Just days after he was forced to retire due to health issues, legendary jazz singer Al Jarreau died at a hospital in Los Angeles on Sunday.
He was 76 years old.
According to reports, Al Jarreau was forced into retirement, at least from touring if not from music altogether, due to serious exhaustion.
The seven-time Grammy Award winner's manager, Joe Gordon, released a statement late this afternoon, on the eve of the Grammys.
Gordon said, no doubt with a very heavy heart:
"Al Jarreau passed away this morning."
He died "about 5:30am L.A. time."
"[Jarreau] was in the hospital, kept comfortable by [his son] Ryan, [his wife] Susan and a few of his family and friends."
"Ryan and Susan will hold a small, private service at home, for immediate family only. No public service is planned yet."
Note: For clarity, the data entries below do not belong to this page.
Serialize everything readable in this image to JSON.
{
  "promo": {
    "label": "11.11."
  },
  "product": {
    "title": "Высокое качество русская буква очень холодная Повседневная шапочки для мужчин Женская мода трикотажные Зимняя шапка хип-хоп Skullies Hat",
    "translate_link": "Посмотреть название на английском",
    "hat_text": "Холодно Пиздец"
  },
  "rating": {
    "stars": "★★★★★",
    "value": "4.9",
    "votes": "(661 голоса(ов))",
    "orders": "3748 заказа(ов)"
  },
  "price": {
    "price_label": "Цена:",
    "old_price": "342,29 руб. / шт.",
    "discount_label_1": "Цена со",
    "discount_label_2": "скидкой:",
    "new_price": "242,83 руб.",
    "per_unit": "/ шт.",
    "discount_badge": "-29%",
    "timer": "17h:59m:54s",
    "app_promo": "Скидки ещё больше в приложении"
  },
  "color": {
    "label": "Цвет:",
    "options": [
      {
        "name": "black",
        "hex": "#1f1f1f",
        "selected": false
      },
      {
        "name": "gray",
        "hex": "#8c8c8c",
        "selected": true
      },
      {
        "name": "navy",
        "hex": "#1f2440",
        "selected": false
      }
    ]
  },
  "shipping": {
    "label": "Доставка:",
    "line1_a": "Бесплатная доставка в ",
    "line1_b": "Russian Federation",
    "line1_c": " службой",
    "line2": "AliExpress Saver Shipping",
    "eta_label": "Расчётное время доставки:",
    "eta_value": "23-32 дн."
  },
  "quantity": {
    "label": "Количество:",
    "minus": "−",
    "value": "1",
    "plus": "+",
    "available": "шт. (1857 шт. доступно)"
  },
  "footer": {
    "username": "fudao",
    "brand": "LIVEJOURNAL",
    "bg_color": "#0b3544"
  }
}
News of his death comes five days after Jarreau announced in a post on his website that he was retiring from touring "due to exhaustion."
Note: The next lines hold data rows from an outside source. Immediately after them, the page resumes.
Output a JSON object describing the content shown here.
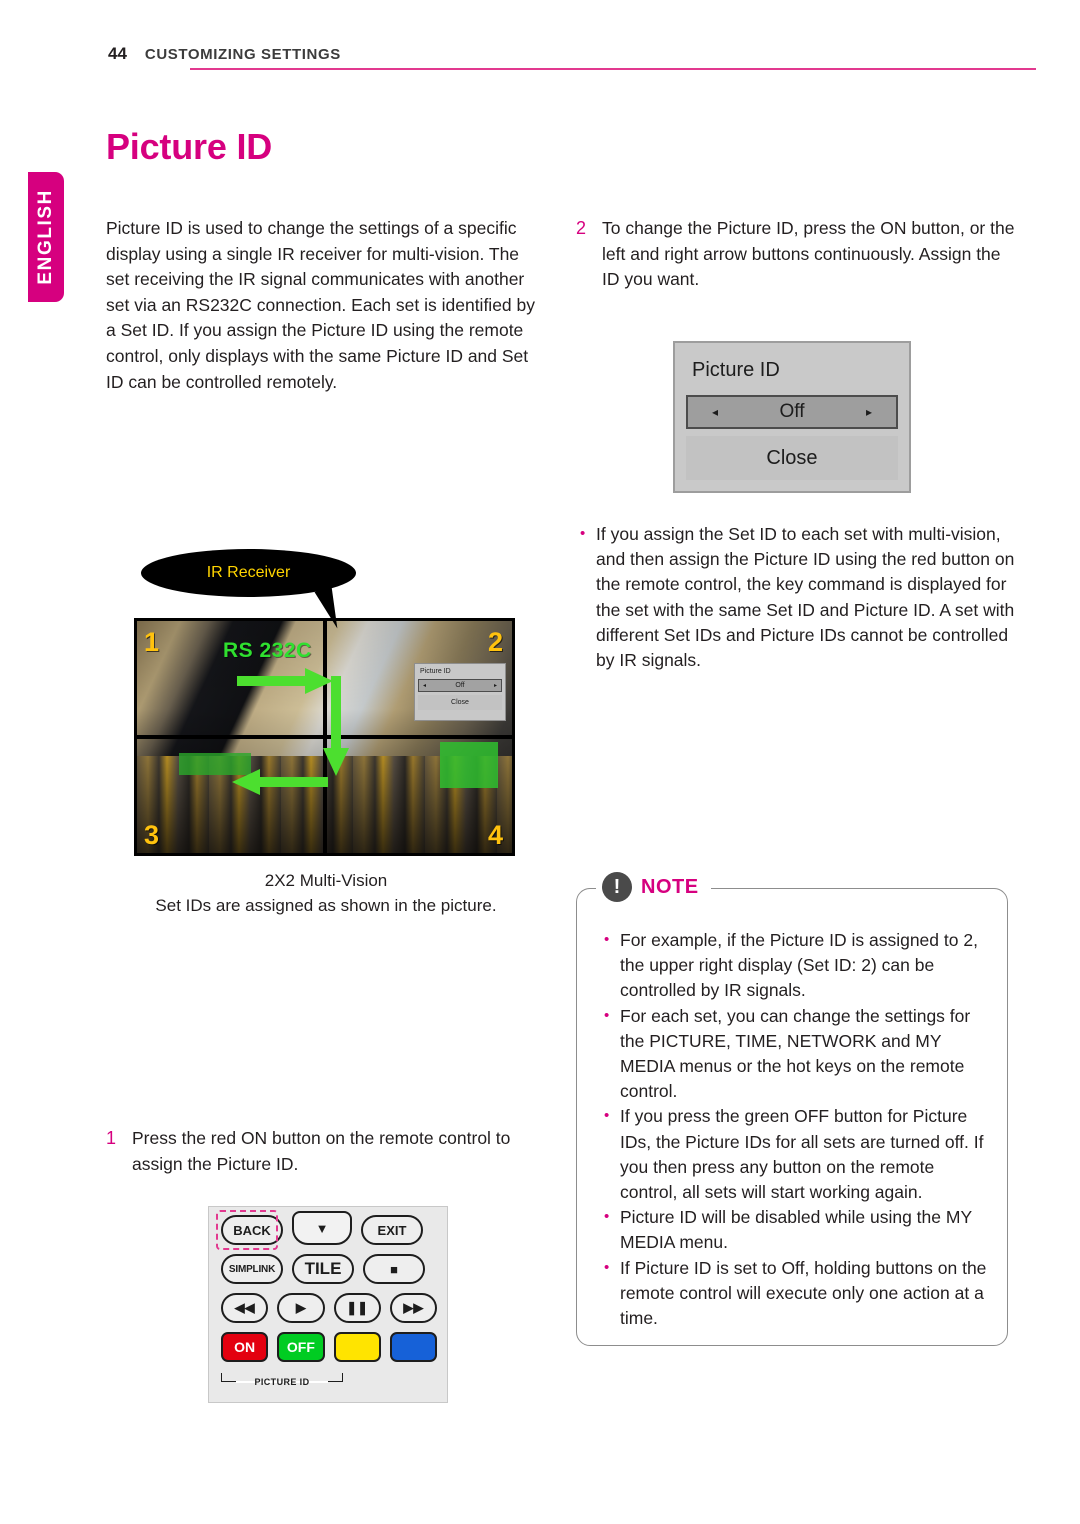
{
  "header": {
    "page_number": "44",
    "section_title": "CUSTOMIZING SETTINGS",
    "rule_color": "#e2398f"
  },
  "language_tab": {
    "label": "ENGLISH",
    "color": "#d6007f"
  },
  "main_heading": {
    "title": "Picture ID",
    "color": "#d6007f"
  },
  "intro": {
    "paragraph": "Picture ID is used to change the settings of a specific display using a single IR receiver for multi-vision. The set receiving the IR signal communicates with another set via an RS232C connection. Each set is identified by a Set ID. If you assign the Picture ID using the remote control, only displays with the same Picture ID and Set ID can be controlled remotely."
  },
  "steps": {
    "step1": {
      "number": "1",
      "text": "Press the red ON button on the remote control to assign the Picture ID."
    },
    "step2": {
      "number": "2",
      "text": "To change the Picture ID, press the ON button, or the left and right arrow buttons continuously. Assign the ID you want."
    }
  },
  "osd_dialog": {
    "title": "Picture ID",
    "value": "Off",
    "arrow_left": "◂",
    "arrow_right": "▸",
    "close_label": "Close"
  },
  "right_bullets": [
    "If you assign the Set ID to each set with multi-vision, and then assign the Picture ID using the red button on the remote control, the key command is displayed for the set with the same Set ID and Picture ID. A set with different Set IDs and Picture IDs cannot be controlled by IR signals."
  ],
  "figure": {
    "ir_callout": "IR Receiver",
    "rs232c_label": "RS 232C",
    "quadrant_numbers": [
      "1",
      "2",
      "3",
      "4"
    ],
    "quadrant_number_color": "#ffc20e",
    "arrow_color": "#4cdf2f",
    "caption_line1": "2X2 Multi-Vision",
    "caption_line2": "Set IDs are assigned as shown in the picture."
  },
  "note": {
    "label": "NOTE",
    "icon": "exclamation-icon",
    "icon_glyph": "!",
    "label_color": "#d6007f",
    "bullets": [
      "For example, if the Picture ID is assigned to 2, the upper right display (Set ID: 2) can be controlled by IR signals.",
      "For each set, you can change the settings for the PICTURE, TIME, NETWORK and MY MEDIA menus or the hot keys on the remote control.",
      "If you press the green OFF button for Picture IDs, the Picture IDs for all sets are turned off. If you then press any button on the remote control, all sets will start working again.",
      "Picture ID will be disabled while using the MY MEDIA menu.",
      "If Picture ID is set to Off, holding buttons on the remote control will execute only one action at a time."
    ]
  },
  "remote": {
    "row1": [
      {
        "label": "BACK",
        "name": "back-button"
      },
      {
        "label": "▼",
        "name": "down-arrow-button"
      },
      {
        "label": "EXIT",
        "name": "exit-button"
      }
    ],
    "row2": [
      {
        "label": "SIMPLINK",
        "name": "simplink-button"
      },
      {
        "label": "TILE",
        "name": "tile-button"
      },
      {
        "label": "■",
        "name": "stop-button"
      }
    ],
    "row3": [
      {
        "label": "◀◀",
        "name": "rewind-button"
      },
      {
        "label": "▶",
        "name": "play-button"
      },
      {
        "label": "❚❚",
        "name": "pause-button"
      },
      {
        "label": "▶▶",
        "name": "fast-forward-button"
      }
    ],
    "color_buttons": [
      {
        "label": "ON",
        "name": "on-button",
        "color": "#e3000f"
      },
      {
        "label": "OFF",
        "name": "off-button",
        "color": "#00cc22"
      },
      {
        "label": "",
        "name": "yellow-button",
        "color": "#ffe400"
      },
      {
        "label": "",
        "name": "blue-button",
        "color": "#1661d8"
      }
    ],
    "picture_id_label": "PICTURE ID",
    "highlight_color": "#e2398f"
  }
}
Jarreau's medical team advised him not to perform his remaining 2017 tour dates, effectively putting his touring career on hold indefinitely.
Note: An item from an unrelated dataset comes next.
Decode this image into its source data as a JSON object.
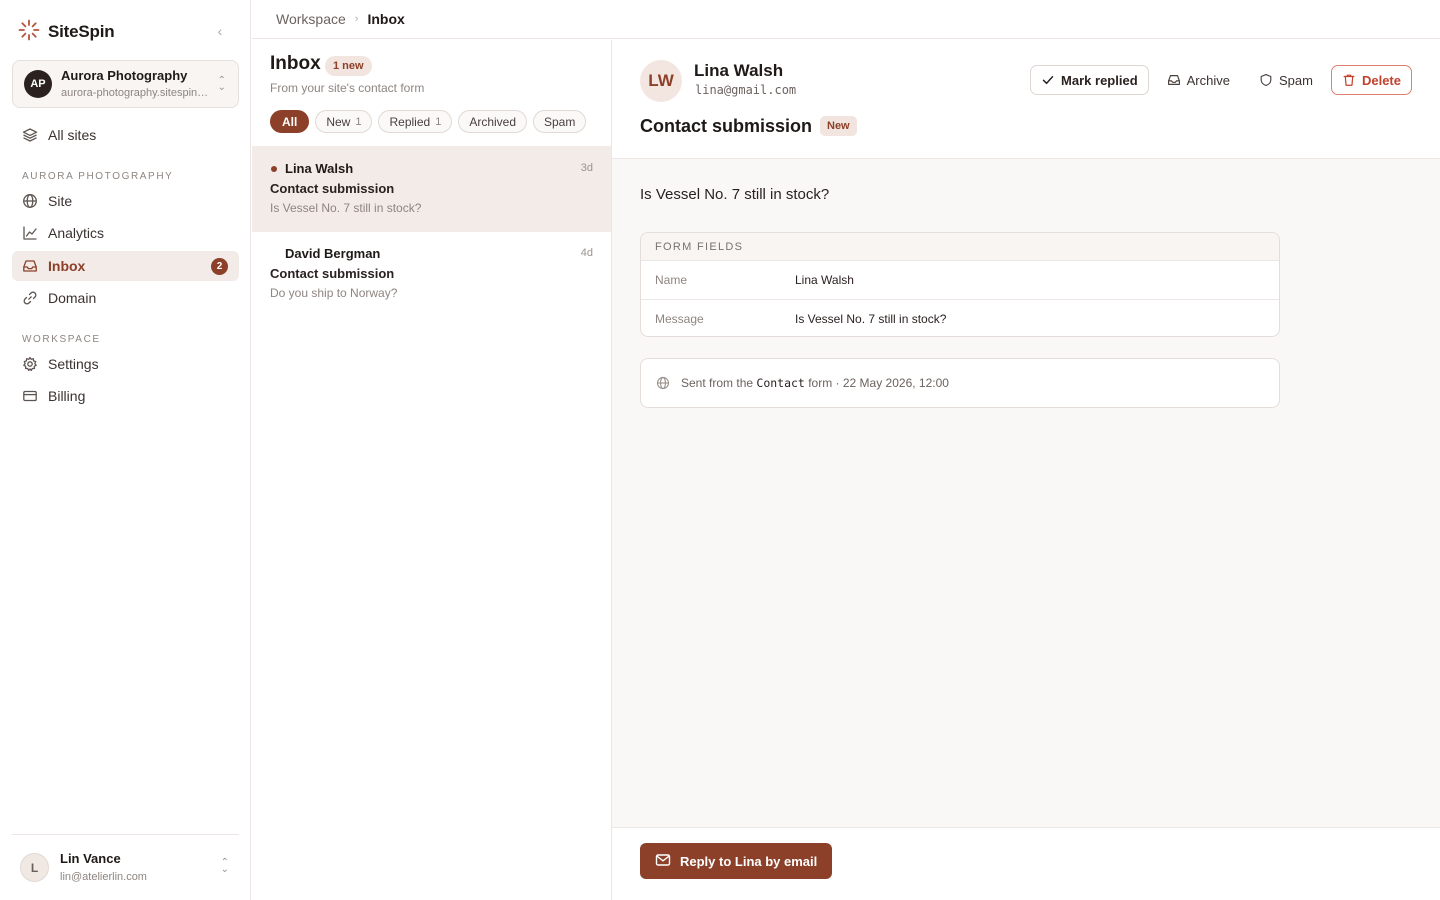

Al had been hospitalized in L.A., where he had been "receiving excellent medical care, responding to treatments and improving slowly."
"Therefore, with complete sorrow, Al Jarreau must retire from touring," effective immediately, the statement on his website read.
"He is thankful for his 50 years of traveling the world in ministry through music, and for everyone who shared this with him.
Jarreau went on to give thanks for "his faithful audience, the dedicated musicians and so many others who supported his effort.”
The versatile singer was famously the first vocalist in music history to receive Grammy Awards in three separate categories.
He took home Grammys in jazz, pop and R&B.
Over a long and distinguished career spanning decades, he was perhaps best known for the 1981 hit "We're in This Love Together."
He also performed the theme song from the '80s TV series Moonlighting, which starred Cybill Shepherd and Bruce Willis.
Our thoughts are with his family and friends.